Experiment 6.03 Computational NMR
PTCL Undergraduate Practical Course
This collection of exercises uses computer simulations to explore the fundamental features of
NMR that make it a uniquely powerful technique for probing the properties and behaviour of
To run an experiment, click on its name (in blue). Consult the
printed notes for this experiment for instructions
on how to interact with the applets.
1. Singlet spectrum
Free induction decay and spectrum of an NMR singlet
Here you will see the FID (left) and the corresponding spectrum (right) of an imaginary
compound with a single magnetic nucleus, say a proton (1H). The FID is in the "time domain"
(seconds) and the spectrum is in the "frequency domain" (Hertz). The general form of the FID
is a damped oscillation; for its analytic form see the laboratory instructions.
2. Doublet spectrum
Free induction decay and spectrum of an NMR doublet
This exercise is similar to the previous one, but instead of a single line we see a
"doublet", i.e. two lines of equal amplitude separated by a frequency J. This is the kind
of spectrum one might see for a nucleus coupled to an adjacent proton (whose resonance is
not shown). J would then be the spin-spin (or scalar) coupling constant.
3. Chemical shifts
Identification of compounds from chemical shifts and
In simple cases, the structure of a molecule can easily be deduced from the integrals and
chemical shifts [Ch2] of the lines in its 1H NMR spectrum, provided the molecular formula
is known [p11].
4. Multiplet patterns
Multiplet patterns arising from spin-spin coupling
The interaction between nuclear spins (spin-spin coupling) in molecules in solution produces
characteristic patterns in their NMR spectra called multiplets (doublets, triplets etc.) [Ch 3].
In this exercise you are given spectra of a nucleus A coupled to n equivalent X nuclei,
whose spectra are not shown. You have to determine n and I, the spin angular
momentum quantum number of the X nuclei [pp 24, 29].
5. Spin-spin coupling
Conformational analysis using spin-spin coupling constants
The "three bond" couplings between protons on adjacent carbon atoms, e.g. in the

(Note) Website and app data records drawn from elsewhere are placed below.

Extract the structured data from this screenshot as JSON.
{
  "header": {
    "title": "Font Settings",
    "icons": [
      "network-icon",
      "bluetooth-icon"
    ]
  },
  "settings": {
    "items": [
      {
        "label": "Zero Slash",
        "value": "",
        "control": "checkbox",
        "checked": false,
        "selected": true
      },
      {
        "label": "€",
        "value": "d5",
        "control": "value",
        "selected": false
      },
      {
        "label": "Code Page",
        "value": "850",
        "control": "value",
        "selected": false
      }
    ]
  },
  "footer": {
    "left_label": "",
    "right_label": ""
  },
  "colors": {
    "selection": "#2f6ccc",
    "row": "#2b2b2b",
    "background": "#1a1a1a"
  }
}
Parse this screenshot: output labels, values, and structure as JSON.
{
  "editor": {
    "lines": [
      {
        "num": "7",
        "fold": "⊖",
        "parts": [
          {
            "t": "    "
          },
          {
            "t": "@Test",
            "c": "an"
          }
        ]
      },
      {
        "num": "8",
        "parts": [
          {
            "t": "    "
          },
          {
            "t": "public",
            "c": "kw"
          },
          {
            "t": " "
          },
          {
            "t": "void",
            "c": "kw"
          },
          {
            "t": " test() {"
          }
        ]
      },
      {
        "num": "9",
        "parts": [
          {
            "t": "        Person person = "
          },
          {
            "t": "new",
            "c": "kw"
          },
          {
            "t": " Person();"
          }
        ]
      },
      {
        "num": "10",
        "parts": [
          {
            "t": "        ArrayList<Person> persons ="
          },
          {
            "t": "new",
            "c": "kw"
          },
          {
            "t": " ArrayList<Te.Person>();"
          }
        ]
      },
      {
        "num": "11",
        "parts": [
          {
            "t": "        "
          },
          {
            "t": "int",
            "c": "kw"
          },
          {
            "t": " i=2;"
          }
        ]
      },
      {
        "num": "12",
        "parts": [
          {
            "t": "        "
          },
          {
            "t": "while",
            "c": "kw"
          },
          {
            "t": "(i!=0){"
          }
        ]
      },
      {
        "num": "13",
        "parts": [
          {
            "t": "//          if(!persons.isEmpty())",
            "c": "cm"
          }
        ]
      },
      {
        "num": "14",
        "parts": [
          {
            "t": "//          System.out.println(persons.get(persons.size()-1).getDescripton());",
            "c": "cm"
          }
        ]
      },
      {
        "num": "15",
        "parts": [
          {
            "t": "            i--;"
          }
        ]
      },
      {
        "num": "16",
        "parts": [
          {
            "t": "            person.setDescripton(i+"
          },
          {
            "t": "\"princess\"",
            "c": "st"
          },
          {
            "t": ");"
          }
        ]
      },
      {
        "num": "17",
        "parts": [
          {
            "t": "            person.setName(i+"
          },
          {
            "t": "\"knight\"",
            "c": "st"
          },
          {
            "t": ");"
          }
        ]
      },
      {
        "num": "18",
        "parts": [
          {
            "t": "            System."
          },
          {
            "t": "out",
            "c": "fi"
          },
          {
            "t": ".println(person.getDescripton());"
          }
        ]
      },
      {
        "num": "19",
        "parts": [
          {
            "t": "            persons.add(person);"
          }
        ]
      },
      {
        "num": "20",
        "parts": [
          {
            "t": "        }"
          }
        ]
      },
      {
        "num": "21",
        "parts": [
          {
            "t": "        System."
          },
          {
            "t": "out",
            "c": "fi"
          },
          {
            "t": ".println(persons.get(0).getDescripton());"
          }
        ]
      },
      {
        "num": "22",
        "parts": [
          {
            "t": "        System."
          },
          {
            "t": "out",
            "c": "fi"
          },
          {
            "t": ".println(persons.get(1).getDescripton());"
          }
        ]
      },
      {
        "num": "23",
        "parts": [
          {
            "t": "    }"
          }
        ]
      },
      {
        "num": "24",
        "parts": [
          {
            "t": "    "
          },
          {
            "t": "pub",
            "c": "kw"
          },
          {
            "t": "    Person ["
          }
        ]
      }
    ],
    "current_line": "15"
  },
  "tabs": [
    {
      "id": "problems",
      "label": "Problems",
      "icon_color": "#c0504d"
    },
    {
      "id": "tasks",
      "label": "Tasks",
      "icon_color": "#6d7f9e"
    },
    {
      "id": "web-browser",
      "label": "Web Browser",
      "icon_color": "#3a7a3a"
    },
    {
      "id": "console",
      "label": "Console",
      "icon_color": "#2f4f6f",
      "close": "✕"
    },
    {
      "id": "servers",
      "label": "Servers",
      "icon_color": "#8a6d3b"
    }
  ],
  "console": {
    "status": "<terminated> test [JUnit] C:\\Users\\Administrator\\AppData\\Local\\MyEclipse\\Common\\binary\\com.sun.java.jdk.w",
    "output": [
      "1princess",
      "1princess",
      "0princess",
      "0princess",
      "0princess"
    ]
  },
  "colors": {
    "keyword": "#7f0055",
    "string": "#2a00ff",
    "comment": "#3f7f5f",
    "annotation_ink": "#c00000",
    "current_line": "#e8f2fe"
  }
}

H-C-C-H fragment, depend on the dihedral angle between the two H-C-C planes. In particular,
trans (Q = 180 ) and gauche (Q = 60 ) interactions have significantly different spin spin
coupling constants (Jt and Jg respectively). The spectrum you are asked to interpret in this
exercise is that of the a and two b protons in a conformationally mobile amino acid or peptide.
6. Chemical exchange
Rates of conformational equilibrium from linewidths
The NMR spectra of molecules participating in chemical or conformational equilibria show effects
that depend on the rate of the forward and backward processes and the difference in resonance
frequencies of the nuclei involved [Ch 4]. This exercise deals with a classic example of such
"chemical exchange" effects: the internal rotation of the NO group in dimethylnitrosamine
7. Spin lattice relaxation
Spin-lattice relaxation times by inversion recovery
When the populations of the energy levels involved in NMR transitions are disturbed they
return to equilibrium (the Boltzmann distribution) by a process called spin-lattice relaxation,
in which energy is exchanged between the spins and their surroundings, the "lattice"
[pp 56-7]. This process is often exponential, and has a time constant called the spin-lattice
relaxation time, T1. The value of T1 for a nucleus is determined by the structure of the molecule
(e.g. the proximity to the relaxing nucleus of other magnetic nuclei), and by the rate of rotation
of the molecule in solution. The experiment most commonly used to measure T1 values is called the
inversion recovery method [p 79]. In this exercise you "perform" a series of inversion
recovery experiments on 1,3 dinitrobenzene to determine the relaxation times of its three 1H
8. Strong coupling
Spectra of strongly coupled spins
The NMR spectrum of a pair of coupled protons with different chemical shifts comprises two
doublets - but the intensities of these four NMR lines are only equal, and the doublets are only
centred at the two chemical shift positions, when the difference in resonance frequencies of the
two spins is much larger than their spin spin coupling.
9. More multiplet patterns
Spectrum of a nucleus coupled to 3 spin-1/2 nuclei
We saw examples in exercise 4 of the multiplet patterns that can arise from the coupling to groups
of equivalent nuclei. Here you can see the patterns for a nucleus coupled to up to 3 inequivalent
spin - half nuclei (e.g. protons), whose NMR signals are not shown. The variables are the three
Starting with two of the couplings equal to zero, see how the spectrum changes when a second and
then a third coupling is introduced. For different values of the three coupling constants you
should be able to see a doublet, a triplet, a quartet, a doublet of doublets, a doublet of triplets,
a triplet of doublets, a doublet of doublets of doublets and so on.
You can get some rather peculiar patters when some of the coupling constants have integral ratios,
or when the sum of two of them equals the third.
Updated February 3, 2009.